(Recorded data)

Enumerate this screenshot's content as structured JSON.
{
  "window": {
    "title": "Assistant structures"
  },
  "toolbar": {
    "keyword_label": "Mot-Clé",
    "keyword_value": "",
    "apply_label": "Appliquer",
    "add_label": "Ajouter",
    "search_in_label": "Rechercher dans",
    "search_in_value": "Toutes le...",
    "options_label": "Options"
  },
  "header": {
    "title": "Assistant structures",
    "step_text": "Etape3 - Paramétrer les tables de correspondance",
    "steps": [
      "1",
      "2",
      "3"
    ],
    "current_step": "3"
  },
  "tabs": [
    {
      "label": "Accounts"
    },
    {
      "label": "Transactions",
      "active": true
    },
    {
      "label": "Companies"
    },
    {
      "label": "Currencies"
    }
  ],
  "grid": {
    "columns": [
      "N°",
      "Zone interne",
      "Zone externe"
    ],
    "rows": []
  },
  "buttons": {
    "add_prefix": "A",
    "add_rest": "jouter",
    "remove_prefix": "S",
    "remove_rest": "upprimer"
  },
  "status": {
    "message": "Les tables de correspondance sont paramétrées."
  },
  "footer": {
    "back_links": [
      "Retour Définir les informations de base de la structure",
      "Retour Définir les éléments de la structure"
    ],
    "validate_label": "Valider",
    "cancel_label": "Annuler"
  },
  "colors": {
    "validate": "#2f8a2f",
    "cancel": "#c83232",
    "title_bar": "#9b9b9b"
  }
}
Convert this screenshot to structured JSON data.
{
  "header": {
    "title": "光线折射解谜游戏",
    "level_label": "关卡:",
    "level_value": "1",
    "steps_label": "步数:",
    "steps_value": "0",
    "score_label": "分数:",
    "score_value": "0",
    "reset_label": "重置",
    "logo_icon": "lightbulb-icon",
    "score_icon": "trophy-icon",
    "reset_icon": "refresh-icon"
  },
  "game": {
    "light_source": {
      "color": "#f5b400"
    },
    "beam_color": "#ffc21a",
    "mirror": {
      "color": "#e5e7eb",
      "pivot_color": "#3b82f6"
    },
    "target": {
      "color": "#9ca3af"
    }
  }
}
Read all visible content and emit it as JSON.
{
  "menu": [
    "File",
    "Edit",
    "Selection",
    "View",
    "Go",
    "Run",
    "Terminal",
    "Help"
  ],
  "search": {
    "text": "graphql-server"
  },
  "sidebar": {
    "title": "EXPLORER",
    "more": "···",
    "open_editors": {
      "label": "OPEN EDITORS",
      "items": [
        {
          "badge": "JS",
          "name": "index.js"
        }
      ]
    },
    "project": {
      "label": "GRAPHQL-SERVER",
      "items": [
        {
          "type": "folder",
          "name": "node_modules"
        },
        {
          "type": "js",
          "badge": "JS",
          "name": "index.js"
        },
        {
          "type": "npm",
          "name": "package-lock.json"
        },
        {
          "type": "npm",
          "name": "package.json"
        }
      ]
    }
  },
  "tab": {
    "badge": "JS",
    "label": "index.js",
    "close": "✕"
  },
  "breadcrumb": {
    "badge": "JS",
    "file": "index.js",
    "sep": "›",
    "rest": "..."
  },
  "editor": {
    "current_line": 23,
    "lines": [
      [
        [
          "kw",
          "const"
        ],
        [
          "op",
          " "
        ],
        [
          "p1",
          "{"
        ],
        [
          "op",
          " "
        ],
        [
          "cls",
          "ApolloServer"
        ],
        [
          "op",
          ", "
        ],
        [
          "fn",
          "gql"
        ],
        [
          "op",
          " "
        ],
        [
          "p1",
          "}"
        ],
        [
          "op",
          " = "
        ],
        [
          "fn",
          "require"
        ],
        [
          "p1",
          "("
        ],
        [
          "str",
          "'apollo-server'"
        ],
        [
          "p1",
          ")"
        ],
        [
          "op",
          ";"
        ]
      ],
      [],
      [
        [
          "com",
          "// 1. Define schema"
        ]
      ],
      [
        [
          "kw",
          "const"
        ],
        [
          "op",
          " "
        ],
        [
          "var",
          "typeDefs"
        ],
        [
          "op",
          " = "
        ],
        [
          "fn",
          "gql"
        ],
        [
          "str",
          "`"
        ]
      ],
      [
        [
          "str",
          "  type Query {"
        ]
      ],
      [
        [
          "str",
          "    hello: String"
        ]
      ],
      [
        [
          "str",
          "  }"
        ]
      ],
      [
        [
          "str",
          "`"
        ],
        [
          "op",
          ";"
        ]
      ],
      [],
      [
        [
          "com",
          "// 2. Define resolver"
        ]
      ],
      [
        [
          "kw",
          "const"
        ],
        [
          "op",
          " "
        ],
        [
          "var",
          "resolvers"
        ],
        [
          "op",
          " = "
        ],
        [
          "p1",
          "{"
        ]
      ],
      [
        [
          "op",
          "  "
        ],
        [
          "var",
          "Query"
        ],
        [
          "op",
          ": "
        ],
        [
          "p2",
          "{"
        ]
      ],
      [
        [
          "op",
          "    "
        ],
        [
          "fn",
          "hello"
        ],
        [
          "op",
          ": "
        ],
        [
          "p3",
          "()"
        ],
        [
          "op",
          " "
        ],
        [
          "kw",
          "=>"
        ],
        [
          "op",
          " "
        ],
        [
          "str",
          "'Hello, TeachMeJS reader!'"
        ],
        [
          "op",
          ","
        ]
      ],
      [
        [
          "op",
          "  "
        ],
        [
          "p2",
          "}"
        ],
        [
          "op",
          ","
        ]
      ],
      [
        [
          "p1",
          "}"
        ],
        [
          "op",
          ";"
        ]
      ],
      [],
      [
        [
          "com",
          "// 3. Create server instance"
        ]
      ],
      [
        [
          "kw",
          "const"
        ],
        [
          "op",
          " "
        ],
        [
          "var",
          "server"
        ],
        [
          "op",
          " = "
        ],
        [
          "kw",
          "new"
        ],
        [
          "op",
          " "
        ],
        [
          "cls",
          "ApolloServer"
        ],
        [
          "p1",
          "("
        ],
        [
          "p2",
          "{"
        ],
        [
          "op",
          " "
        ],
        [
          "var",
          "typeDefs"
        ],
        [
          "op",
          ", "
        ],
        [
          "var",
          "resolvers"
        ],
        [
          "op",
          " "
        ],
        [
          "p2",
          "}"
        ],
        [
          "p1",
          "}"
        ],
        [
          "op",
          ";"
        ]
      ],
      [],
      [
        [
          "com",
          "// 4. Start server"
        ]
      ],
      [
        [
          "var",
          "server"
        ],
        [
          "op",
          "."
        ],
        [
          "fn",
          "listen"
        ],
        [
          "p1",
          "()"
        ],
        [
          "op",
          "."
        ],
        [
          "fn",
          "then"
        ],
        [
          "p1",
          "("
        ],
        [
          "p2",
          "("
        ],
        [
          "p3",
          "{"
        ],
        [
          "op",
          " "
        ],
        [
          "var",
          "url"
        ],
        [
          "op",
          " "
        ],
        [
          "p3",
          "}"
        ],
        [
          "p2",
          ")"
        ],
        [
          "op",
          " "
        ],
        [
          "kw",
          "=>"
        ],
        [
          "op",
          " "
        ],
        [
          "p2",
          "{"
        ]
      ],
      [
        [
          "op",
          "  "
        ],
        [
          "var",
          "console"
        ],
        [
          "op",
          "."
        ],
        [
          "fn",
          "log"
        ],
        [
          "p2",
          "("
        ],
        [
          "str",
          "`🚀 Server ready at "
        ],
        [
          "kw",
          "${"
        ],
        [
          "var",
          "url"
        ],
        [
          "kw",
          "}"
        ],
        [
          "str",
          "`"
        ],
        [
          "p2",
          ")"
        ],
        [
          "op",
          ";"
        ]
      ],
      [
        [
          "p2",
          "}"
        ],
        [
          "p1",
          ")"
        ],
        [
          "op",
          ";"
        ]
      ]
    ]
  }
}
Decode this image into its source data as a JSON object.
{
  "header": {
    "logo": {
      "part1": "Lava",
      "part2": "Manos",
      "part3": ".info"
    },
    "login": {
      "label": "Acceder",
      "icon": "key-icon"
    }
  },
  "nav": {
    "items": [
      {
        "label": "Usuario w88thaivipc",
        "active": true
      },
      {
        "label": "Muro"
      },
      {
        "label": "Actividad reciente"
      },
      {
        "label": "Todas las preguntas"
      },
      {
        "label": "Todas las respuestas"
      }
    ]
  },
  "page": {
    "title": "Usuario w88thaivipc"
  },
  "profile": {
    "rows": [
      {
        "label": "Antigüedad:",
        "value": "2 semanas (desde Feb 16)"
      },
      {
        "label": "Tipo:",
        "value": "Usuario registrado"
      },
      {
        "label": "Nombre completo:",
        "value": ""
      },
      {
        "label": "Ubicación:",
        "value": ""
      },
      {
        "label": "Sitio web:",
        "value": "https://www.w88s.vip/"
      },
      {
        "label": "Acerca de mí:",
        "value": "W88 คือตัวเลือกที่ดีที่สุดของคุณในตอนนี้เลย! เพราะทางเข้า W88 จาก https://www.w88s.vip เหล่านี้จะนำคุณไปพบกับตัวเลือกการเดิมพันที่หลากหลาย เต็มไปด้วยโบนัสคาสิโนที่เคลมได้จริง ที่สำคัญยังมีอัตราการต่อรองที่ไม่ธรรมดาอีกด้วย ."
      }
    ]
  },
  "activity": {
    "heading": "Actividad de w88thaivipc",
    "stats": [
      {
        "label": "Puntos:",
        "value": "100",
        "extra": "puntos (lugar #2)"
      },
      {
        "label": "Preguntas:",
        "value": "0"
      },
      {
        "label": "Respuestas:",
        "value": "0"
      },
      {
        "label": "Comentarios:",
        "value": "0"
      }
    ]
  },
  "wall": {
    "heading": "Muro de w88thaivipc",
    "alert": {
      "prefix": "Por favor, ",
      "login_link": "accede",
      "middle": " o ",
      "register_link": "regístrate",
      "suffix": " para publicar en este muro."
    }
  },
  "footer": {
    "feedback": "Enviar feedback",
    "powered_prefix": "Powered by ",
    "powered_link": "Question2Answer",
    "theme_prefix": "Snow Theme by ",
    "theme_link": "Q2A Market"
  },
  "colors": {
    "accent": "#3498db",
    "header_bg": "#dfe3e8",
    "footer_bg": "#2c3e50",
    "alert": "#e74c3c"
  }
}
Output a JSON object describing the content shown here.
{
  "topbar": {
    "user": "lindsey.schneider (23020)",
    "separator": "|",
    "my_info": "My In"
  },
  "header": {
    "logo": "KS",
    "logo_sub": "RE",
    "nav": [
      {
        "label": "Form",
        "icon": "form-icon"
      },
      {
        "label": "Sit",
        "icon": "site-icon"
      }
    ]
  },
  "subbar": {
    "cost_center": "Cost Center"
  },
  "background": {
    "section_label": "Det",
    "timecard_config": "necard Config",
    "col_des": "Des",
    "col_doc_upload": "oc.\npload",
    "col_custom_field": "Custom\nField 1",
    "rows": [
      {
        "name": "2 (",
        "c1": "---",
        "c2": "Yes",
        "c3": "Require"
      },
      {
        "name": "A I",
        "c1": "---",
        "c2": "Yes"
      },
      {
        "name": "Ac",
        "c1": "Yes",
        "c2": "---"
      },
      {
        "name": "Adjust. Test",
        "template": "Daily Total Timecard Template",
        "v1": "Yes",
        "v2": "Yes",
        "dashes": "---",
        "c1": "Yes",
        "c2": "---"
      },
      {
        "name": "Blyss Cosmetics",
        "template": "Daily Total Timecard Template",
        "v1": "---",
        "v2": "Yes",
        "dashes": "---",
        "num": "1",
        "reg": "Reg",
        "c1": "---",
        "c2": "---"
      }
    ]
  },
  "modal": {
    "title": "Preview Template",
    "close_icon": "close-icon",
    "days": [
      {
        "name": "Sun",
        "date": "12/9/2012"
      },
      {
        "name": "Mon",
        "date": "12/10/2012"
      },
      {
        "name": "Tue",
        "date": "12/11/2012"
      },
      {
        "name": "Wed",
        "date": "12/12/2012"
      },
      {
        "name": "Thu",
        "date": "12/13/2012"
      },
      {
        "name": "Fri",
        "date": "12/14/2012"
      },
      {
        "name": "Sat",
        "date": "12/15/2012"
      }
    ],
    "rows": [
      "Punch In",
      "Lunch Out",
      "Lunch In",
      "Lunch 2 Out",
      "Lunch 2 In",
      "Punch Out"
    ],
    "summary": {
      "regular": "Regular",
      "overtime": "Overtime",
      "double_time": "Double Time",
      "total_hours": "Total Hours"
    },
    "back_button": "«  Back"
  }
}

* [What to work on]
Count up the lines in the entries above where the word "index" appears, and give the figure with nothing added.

* [Task result]
4